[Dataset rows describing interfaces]
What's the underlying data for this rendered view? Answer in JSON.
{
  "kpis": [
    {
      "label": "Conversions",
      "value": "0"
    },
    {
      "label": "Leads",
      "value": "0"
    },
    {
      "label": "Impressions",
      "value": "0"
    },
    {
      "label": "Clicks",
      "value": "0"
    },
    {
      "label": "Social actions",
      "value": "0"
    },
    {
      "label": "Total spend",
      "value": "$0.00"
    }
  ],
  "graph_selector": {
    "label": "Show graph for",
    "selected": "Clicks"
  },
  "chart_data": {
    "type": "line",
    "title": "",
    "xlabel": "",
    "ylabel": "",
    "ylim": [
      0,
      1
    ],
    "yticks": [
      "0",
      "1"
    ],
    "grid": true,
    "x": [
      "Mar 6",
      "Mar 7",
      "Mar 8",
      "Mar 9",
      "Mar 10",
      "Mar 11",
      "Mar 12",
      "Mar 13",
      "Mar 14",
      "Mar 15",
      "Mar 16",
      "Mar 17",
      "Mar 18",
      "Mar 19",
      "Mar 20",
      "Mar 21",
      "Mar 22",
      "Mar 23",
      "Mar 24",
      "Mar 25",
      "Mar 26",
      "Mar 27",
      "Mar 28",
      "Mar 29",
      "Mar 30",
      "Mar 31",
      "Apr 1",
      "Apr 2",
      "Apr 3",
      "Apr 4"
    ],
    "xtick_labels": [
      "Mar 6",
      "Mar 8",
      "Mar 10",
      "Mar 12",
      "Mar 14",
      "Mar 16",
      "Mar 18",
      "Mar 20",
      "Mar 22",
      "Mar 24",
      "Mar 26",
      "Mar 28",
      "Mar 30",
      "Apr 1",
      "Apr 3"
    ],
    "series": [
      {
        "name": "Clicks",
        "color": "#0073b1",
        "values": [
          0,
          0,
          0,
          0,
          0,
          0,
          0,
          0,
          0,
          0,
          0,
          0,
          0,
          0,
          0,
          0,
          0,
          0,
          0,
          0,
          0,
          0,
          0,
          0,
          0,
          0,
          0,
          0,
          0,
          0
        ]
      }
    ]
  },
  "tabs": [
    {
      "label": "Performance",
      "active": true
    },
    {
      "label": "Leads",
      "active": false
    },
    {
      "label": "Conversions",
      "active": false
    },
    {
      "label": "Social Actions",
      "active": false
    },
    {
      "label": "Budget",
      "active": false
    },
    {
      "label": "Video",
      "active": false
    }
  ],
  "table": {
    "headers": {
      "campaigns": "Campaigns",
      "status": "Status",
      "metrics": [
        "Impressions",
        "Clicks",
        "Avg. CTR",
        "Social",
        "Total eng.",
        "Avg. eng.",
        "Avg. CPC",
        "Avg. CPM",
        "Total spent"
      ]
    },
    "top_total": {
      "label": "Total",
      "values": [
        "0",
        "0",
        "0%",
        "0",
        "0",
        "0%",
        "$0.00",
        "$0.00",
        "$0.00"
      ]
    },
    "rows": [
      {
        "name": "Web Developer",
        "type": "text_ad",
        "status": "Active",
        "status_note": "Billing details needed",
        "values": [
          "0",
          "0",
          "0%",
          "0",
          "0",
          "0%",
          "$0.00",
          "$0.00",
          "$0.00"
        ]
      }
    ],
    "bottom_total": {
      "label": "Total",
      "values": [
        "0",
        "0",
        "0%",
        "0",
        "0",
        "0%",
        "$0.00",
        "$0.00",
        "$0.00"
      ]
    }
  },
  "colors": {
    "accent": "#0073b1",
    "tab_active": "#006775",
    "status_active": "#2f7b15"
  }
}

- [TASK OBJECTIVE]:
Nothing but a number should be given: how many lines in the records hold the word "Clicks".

- [EXPECTED OUTPUT]:
4